======== Exercise data
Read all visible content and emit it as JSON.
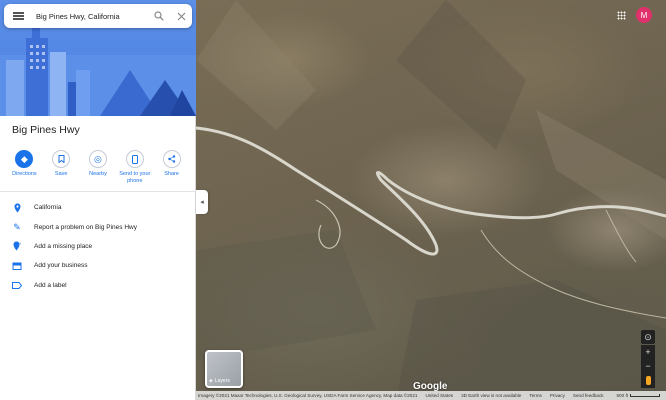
{
  "search": {
    "value": "Big Pines Hwy, California"
  },
  "place": {
    "title": "Big Pines Hwy"
  },
  "actions": [
    {
      "label": "Directions",
      "icon": "directions-icon"
    },
    {
      "label": "Save",
      "icon": "bookmark-icon"
    },
    {
      "label": "Nearby",
      "icon": "nearby-icon"
    },
    {
      "label": "Send to your phone",
      "icon": "phone-icon"
    },
    {
      "label": "Share",
      "icon": "share-icon"
    }
  ],
  "info": [
    {
      "label": "California",
      "icon": "pin-icon"
    },
    {
      "label": "Report a problem on Big Pines Hwy",
      "icon": "pencil-icon"
    },
    {
      "label": "Add a missing place",
      "icon": "add-place-icon"
    },
    {
      "label": "Add your business",
      "icon": "store-icon"
    },
    {
      "label": "Add a label",
      "icon": "label-icon"
    }
  ],
  "user": {
    "initial": "M"
  },
  "layers": {
    "label": "Layers"
  },
  "logo": "Google",
  "attribution": {
    "imagery": "Imagery ©2021 Maxar Technologies, U.S. Geological Survey, USDA Farm Service Agency, Map data ©2021",
    "country": "United States",
    "earth": "3D Earth view is not available",
    "terms": "Terms",
    "privacy": "Privacy",
    "feedback": "Send feedback",
    "scale": "500 ft"
  },
  "colors": {
    "accent": "#1a73e8",
    "avatar": "#e0316c",
    "hero": "#4a7fe0"
  }
}
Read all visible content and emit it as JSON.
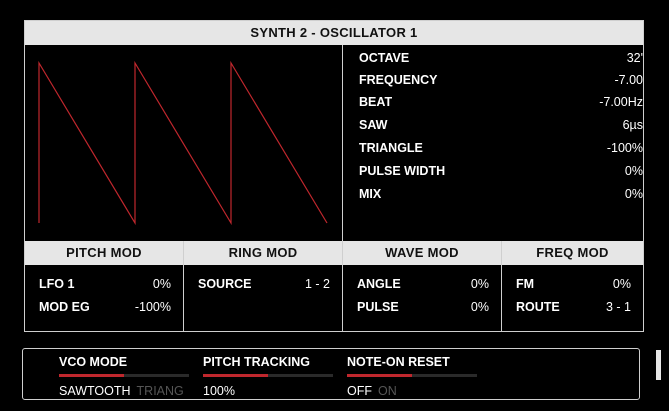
{
  "title": "SYNTH 2 - OSCILLATOR 1",
  "colors": {
    "accent": "#c0272d",
    "header_bg": "#e6e6e6",
    "background": "#000000",
    "waveform": "#c0272d"
  },
  "waveform": {
    "shape": "sawtooth",
    "cycles": 3
  },
  "params": [
    {
      "label": "OCTAVE",
      "value": "32'"
    },
    {
      "label": "FREQUENCY",
      "value": "-7.00"
    },
    {
      "label": "BEAT",
      "value": "-7.00Hz"
    },
    {
      "label": "SAW",
      "value": "6µs"
    },
    {
      "label": "TRIANGLE",
      "value": "-100%"
    },
    {
      "label": "PULSE WIDTH",
      "value": "0%"
    },
    {
      "label": "MIX",
      "value": "0%"
    }
  ],
  "mods": [
    {
      "header": "PITCH MOD",
      "rows": [
        {
          "label": "LFO 1",
          "value": "0%"
        },
        {
          "label": "MOD EG",
          "value": "-100%"
        }
      ]
    },
    {
      "header": "RING MOD",
      "rows": [
        {
          "label": "SOURCE",
          "value": "1 - 2"
        }
      ]
    },
    {
      "header": "WAVE MOD",
      "rows": [
        {
          "label": "ANGLE",
          "value": "0%"
        },
        {
          "label": "PULSE",
          "value": "0%"
        }
      ]
    },
    {
      "header": "FREQ MOD",
      "rows": [
        {
          "label": "FM",
          "value": "0%"
        },
        {
          "label": "ROUTE",
          "value": "3 - 1"
        }
      ]
    }
  ],
  "bottom": {
    "vco_mode": {
      "label": "VCO MODE",
      "value": "SAWTOOTH",
      "other_option": "TRIANG",
      "level": 0.5
    },
    "pitch_tracking": {
      "label": "PITCH TRACKING",
      "value": "100%",
      "level": 0.5
    },
    "note_on_reset": {
      "label": "NOTE-ON RESET",
      "value": "OFF",
      "other_option": "ON",
      "level": 0.5
    }
  }
}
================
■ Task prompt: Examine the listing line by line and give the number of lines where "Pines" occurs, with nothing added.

■ Result of this exercise: 3